originally by: The Guardian
published: 20th March 2012
The US justice department has launched an investigation into the fatal shooting of an unarmed black teenager in Florida by a neighbourhood watch captain, in a case which has sparked a national outcry. Following a wave of public protests, which saw almost 500,000 people sign a petition on the change.org website, the justice department stepped in to announce that its civil rights division and the FBI would investigate the killing of 17-year-old Trayvon Martin, who was shot dead as he returned home from a convenience store with a packet of Skittles and some iced tea in a gated community in Sanford, Florida.
Trayon’s case will also to go to a grand jury on April 10, Florida state attorney Norm Wolfinger announced on Tuesday.
“The public is entitled to no less than a thorough, deliberate and just review of the facts,” Wolfinger said. “We intend to honor that commitment.”
Trayvon was shot dead by Hispanic volunteer watch captain George Zimmerman, 28, who spotted the teenager as he was patrolling the neighbourhood on a rainy evening in February. Zimmerman claims he shot the teenager in self-defence during a confrontation.
The failure of local police to arrest Zimmerman in the three weeks since the shooting – and the release of 911 tapes that reveal he followed Trayvon, despite a warning by a police dispatcher not to – has fuelled a fierce debate on race, vigilante justice and a “stand your ground” law in Florida that allows people to defend themselves using deadly force.

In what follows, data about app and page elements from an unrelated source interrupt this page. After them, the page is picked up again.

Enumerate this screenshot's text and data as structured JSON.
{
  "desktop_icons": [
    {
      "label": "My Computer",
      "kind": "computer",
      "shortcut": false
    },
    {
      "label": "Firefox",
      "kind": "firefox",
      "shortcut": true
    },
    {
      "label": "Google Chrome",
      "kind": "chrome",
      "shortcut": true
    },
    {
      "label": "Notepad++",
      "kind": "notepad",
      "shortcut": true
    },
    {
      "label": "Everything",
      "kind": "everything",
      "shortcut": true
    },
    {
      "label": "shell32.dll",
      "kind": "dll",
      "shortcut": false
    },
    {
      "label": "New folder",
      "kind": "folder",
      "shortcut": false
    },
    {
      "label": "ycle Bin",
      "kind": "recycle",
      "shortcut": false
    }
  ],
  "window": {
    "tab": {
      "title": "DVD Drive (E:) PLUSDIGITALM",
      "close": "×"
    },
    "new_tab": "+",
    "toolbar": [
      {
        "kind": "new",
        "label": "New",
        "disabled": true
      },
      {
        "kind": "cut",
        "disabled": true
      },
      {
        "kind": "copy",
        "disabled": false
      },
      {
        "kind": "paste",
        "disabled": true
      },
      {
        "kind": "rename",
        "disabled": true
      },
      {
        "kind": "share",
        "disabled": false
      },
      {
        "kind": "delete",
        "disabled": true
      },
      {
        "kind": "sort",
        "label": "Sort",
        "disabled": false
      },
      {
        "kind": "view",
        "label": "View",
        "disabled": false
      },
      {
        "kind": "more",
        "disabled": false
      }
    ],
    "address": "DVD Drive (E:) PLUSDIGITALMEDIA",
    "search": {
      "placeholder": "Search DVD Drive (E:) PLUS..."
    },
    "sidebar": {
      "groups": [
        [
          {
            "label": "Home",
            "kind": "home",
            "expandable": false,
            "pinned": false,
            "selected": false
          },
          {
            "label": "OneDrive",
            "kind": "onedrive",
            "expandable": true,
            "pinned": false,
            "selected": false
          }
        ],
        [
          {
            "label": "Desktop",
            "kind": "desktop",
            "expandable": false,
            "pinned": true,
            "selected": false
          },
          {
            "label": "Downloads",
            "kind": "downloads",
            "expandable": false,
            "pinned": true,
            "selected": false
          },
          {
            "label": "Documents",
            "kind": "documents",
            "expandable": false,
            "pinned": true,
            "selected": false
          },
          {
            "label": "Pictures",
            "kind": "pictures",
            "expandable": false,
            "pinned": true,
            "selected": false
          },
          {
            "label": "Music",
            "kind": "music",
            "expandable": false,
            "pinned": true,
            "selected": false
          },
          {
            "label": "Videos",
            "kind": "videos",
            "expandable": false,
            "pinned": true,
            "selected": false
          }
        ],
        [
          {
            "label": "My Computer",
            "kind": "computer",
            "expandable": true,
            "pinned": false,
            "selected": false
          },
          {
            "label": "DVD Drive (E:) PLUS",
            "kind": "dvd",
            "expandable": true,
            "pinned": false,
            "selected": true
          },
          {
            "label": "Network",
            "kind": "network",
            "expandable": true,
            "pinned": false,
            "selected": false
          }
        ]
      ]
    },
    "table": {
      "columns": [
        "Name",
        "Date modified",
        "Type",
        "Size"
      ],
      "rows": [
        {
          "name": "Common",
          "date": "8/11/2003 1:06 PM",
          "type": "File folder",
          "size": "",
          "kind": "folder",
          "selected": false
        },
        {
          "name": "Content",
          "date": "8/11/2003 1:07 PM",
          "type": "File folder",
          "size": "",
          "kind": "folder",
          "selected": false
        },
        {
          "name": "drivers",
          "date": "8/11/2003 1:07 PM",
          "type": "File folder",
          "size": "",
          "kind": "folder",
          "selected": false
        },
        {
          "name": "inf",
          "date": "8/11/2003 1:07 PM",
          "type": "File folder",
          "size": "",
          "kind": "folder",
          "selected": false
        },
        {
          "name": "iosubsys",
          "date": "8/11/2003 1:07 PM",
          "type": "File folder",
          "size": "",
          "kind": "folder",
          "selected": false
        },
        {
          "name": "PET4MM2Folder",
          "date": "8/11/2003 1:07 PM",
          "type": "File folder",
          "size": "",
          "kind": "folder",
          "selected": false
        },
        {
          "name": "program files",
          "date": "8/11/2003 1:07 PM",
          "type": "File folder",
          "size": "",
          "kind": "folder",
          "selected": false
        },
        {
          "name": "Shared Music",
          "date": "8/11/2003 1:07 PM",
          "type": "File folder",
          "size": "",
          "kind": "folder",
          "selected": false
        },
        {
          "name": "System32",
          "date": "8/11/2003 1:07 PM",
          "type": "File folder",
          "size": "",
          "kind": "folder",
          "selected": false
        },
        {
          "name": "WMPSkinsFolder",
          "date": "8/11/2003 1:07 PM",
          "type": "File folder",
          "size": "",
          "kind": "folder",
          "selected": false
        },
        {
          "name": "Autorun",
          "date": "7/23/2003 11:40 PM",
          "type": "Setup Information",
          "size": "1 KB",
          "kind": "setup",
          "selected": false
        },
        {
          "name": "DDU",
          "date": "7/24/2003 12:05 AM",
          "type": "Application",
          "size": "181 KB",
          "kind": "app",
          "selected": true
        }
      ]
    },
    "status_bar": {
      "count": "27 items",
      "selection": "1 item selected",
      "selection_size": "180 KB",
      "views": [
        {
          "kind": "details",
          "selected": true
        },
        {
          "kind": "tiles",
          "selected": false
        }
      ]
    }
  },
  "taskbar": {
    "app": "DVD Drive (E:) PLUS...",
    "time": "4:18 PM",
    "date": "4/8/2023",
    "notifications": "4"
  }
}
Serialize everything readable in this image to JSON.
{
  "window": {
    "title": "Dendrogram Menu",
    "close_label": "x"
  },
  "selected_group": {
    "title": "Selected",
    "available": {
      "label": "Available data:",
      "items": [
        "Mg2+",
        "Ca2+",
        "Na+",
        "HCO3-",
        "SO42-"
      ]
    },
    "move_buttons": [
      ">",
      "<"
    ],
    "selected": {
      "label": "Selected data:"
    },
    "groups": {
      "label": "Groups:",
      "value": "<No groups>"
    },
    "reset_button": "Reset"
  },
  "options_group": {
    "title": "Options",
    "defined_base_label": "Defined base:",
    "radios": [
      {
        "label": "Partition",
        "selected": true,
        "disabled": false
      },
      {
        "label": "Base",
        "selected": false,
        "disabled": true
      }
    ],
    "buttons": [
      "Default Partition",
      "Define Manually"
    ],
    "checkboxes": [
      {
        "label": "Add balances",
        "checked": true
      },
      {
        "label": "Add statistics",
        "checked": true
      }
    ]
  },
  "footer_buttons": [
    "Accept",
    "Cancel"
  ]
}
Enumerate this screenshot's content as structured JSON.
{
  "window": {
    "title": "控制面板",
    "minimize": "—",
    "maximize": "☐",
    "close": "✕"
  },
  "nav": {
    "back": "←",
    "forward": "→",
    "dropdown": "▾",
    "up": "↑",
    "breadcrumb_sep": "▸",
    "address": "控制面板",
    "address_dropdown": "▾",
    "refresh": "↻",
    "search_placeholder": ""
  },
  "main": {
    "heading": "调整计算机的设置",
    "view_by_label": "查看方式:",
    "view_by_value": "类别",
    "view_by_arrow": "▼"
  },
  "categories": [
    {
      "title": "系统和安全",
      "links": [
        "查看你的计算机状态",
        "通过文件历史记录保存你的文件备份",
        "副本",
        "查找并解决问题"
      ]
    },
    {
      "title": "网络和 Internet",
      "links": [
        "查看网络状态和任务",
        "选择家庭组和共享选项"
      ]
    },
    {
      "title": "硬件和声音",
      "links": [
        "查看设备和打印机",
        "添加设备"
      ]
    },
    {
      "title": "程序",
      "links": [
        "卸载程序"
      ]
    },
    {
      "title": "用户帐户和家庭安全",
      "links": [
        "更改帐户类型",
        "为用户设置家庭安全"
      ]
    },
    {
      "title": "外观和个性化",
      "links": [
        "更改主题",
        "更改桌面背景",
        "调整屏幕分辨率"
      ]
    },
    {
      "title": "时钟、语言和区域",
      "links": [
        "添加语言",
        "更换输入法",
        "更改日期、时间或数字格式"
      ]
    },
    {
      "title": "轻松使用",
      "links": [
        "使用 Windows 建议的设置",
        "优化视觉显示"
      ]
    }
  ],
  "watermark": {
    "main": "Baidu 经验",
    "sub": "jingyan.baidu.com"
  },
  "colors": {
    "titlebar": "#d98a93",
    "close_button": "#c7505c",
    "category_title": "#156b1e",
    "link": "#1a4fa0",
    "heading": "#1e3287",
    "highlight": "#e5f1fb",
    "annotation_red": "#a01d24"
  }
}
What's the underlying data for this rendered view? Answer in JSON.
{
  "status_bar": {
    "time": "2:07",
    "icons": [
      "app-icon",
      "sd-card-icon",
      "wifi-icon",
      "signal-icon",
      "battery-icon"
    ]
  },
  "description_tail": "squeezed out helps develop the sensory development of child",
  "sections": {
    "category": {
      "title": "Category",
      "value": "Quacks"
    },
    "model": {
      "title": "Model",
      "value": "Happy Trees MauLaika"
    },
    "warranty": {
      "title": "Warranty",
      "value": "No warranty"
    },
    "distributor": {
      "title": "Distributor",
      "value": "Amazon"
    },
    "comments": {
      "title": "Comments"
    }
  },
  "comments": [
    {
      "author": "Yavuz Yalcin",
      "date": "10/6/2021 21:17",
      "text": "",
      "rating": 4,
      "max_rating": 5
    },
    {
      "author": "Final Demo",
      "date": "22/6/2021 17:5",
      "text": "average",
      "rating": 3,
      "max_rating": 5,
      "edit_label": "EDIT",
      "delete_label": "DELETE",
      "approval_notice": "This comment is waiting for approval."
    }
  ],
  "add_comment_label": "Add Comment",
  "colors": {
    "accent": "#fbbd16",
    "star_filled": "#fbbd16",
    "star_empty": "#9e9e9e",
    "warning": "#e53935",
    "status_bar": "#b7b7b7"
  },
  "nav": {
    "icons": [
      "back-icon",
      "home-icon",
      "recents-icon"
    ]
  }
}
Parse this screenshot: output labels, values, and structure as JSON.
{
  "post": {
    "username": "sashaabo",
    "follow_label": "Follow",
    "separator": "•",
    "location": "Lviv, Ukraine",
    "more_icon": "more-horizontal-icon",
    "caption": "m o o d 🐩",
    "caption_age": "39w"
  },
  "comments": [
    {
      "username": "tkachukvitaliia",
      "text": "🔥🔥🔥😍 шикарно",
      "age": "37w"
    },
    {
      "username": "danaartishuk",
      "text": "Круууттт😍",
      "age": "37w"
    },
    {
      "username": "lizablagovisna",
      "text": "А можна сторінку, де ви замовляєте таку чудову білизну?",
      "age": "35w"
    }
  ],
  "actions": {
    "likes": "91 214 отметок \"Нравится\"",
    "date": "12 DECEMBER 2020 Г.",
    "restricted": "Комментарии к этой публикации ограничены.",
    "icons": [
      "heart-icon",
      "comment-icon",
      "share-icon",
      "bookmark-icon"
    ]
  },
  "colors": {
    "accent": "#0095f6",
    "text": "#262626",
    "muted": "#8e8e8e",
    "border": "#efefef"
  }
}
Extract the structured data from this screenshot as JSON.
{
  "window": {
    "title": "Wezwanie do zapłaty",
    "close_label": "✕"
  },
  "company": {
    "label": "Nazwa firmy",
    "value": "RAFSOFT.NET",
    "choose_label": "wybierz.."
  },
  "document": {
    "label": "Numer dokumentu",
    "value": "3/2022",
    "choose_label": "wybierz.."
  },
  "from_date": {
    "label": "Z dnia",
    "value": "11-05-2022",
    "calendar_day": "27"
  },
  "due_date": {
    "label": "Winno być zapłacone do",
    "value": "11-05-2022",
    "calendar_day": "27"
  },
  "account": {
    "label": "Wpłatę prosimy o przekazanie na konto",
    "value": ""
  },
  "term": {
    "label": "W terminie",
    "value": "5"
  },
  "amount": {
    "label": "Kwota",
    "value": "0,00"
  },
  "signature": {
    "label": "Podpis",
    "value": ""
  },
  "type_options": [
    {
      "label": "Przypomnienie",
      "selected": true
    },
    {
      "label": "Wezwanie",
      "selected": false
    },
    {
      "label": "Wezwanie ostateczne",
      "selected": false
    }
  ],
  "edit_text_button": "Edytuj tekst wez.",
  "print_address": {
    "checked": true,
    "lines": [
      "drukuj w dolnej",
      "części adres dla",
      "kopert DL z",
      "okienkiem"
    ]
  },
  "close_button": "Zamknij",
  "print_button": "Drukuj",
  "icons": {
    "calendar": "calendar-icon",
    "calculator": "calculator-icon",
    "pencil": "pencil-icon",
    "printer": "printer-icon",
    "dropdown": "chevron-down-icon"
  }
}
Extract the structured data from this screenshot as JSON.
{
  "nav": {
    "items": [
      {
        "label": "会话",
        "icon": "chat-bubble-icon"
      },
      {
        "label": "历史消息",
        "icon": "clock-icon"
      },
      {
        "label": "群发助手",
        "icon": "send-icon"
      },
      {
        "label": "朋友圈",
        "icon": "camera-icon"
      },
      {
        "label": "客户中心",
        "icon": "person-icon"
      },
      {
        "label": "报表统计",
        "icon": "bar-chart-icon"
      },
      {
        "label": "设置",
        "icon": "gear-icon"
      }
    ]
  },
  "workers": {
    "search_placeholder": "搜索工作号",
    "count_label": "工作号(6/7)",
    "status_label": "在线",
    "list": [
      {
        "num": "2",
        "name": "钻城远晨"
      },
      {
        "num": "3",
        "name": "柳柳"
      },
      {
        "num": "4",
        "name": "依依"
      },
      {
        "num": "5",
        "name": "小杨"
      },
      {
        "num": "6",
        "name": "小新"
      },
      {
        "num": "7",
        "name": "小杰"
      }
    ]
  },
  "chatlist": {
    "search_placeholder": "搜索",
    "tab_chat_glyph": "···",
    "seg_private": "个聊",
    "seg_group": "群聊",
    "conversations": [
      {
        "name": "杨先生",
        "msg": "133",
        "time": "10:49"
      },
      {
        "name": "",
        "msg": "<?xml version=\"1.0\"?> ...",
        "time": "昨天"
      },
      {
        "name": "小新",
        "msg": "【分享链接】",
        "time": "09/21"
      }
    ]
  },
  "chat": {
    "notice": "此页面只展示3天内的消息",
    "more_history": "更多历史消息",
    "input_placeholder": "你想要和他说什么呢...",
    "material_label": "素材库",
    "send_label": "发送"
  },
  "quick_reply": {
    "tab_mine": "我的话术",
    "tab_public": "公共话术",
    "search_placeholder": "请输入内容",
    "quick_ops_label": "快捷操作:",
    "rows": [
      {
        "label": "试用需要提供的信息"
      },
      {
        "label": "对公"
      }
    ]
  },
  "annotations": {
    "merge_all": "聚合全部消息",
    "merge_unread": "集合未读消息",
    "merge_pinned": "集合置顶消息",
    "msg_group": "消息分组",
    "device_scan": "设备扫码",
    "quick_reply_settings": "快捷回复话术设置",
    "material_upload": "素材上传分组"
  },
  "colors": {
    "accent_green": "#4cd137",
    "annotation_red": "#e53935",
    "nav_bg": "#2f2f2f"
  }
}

Trayvon Martin: Parents call for shooter’s arrest
21st March 2012